UK to launch 'early warning' indicators for next economic shock
FILE PHOTO: People walk through the Canary Wharf financial district of London, Britain, December 7, 2018. REUTERS/Simon Dawson   -  Copyright  SIMON DAWSON(Reuters)

By William Schomberg

LONDON (Reuters) – Britain will launch a new set of early warning indicators aimed at spotting the next big economic downturn more quickly, based on the volume of road traffic, businesses’ value-added tax returns and how long ships spend in port.

The Office for National Statistics has been under pressure to use more of the digital data created by businesses and consumers which other statistics agencies are streaming into their measurements of the economy.

The Bank of England is likely to pay attention too, as it is trying to improve its understanding of early signals coming from Britain’s economy as it navigates Brexit.

“Policymakers and analysts demand faster insight into the state of the UK economy in order to make informed, timely decisions on matters such as the setting of interest rates,” said Louisa Nolan, the ONS’s lead data scientist.

The ONS said its new indicators would be launched in April and in many cases they would be available a month earlier than gross domestic product data, the main measure of how fast an economy is growing or shrinking.

The ONS cautioned against using the new indicators as predictors of GDP but said they would be able to identify large changes to economic activity.

A new VAT index, which will show whether businesses are seeing more or less turnover, would have spotted the first quarter of the 2008-09 recession in Britain five months before it showed up official estimates, although GDP figures have been improved since then, the ONS said.

There was a “surprisingly good correlation” between the ONS’s shipping indicators and imports, while traffic counts for heavy goods vehicles in England were consistent with at least some economic events, such as the financial crisis.

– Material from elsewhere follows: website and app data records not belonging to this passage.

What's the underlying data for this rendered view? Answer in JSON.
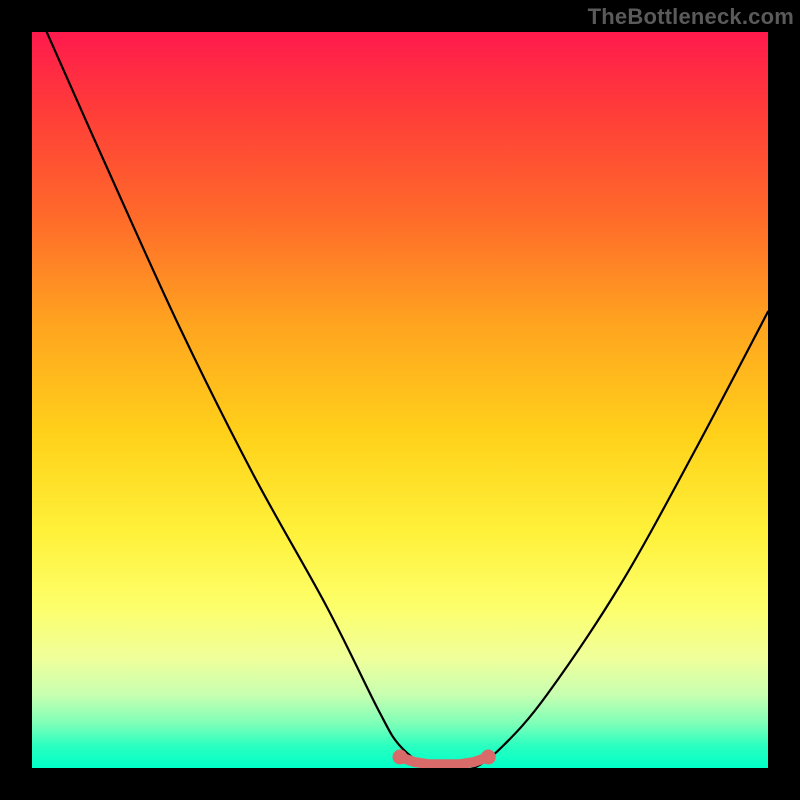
{
  "watermark": "TheBottleneck.com",
  "colors": {
    "frame": "#000000",
    "curve": "#000000",
    "marker": "#d86a6a",
    "gradient_top": "#ff1a4d",
    "gradient_bottom": "#00ffc8"
  },
  "chart_data": {
    "type": "line",
    "title": "",
    "xlabel": "",
    "ylabel": "",
    "xlim": [
      0,
      100
    ],
    "ylim": [
      0,
      100
    ],
    "grid": false,
    "legend": false,
    "series": [
      {
        "name": "bottleneck-curve",
        "x": [
          2,
          10,
          20,
          30,
          40,
          47,
          50,
          54,
          57,
          60,
          64,
          70,
          80,
          90,
          100
        ],
        "y": [
          100,
          82,
          60,
          40,
          22,
          8,
          3,
          0,
          0,
          0,
          3,
          10,
          25,
          43,
          62
        ]
      }
    ],
    "markers": [
      {
        "name": "flat-segment",
        "x": [
          50,
          52,
          54,
          56,
          58,
          60,
          62
        ],
        "y": [
          1.5,
          0.8,
          0.5,
          0.5,
          0.5,
          0.8,
          1.5
        ]
      }
    ]
  }
}
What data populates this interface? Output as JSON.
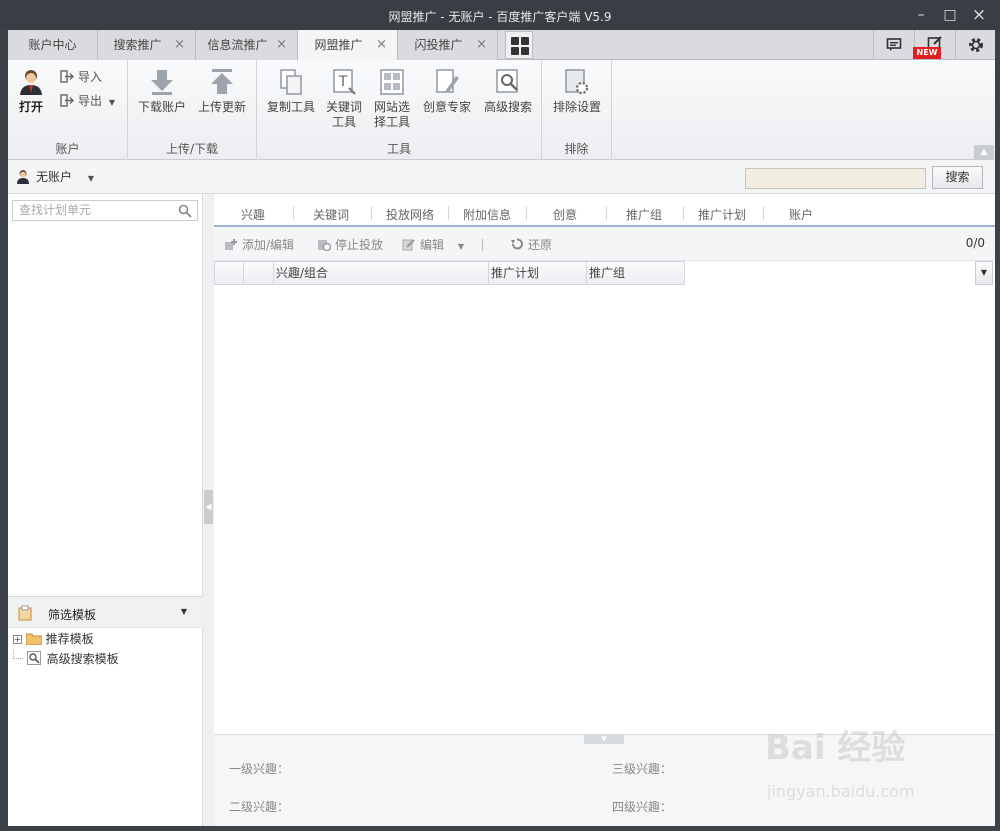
{
  "window": {
    "title": "网盟推广 - 无账户 - 百度推广客户端 V5.9",
    "min": "–",
    "max": "□",
    "close": "×"
  },
  "tabs": [
    {
      "label": "账户中心",
      "closable": false
    },
    {
      "label": "搜索推广",
      "closable": true
    },
    {
      "label": "信息流推广",
      "closable": true
    },
    {
      "label": "网盟推广",
      "closable": true,
      "active": true
    },
    {
      "label": "闪投推广",
      "closable": true
    }
  ],
  "close_glyph": "×",
  "badge": "NEW",
  "ribbon": {
    "account": {
      "open": "打开",
      "import": "导入",
      "export": "导出",
      "group": "账户"
    },
    "transfer": {
      "download": "下载账户",
      "upload": "上传更新",
      "group": "上传/下载"
    },
    "tools": {
      "copy": "复制工具",
      "keyword_1": "关键词",
      "keyword_2": "工具",
      "site_1": "网站选",
      "site_2": "择工具",
      "creative": "创意专家",
      "advanced": "高级搜索",
      "group": "工具"
    },
    "exclude": {
      "settings": "排除设置",
      "group": "排除"
    }
  },
  "account_bar": {
    "account": "无账户",
    "search_value": "",
    "search_button": "搜索"
  },
  "left": {
    "search_placeholder": "查找计划单元",
    "filter_title": "筛选模板",
    "tree": [
      "推荐模板",
      "高级搜索模板"
    ]
  },
  "subtabs": [
    "兴趣",
    "关键词",
    "投放网络",
    "附加信息",
    "创意",
    "推广组",
    "推广计划",
    "账户"
  ],
  "toolbar": {
    "add_edit": "添加/编辑",
    "stop": "停止投放",
    "edit": "编辑",
    "restore": "还原",
    "count": "0/0"
  },
  "grid": {
    "columns": [
      "兴趣/组合",
      "推广计划",
      "推广组"
    ]
  },
  "detail": {
    "level1": "一级兴趣：",
    "level2": "二级兴趣：",
    "level3": "三级兴趣：",
    "level4": "四级兴趣："
  },
  "watermark": {
    "brand": "Bai 经验",
    "url": "jingyan.baidu.com"
  }
}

The traffic flows numbers might also help to measure how much Britain’s economy can grow without creating excessive inflation pressure, the ONS said.

(Reporting by William Schomberg, editing by David Milliken)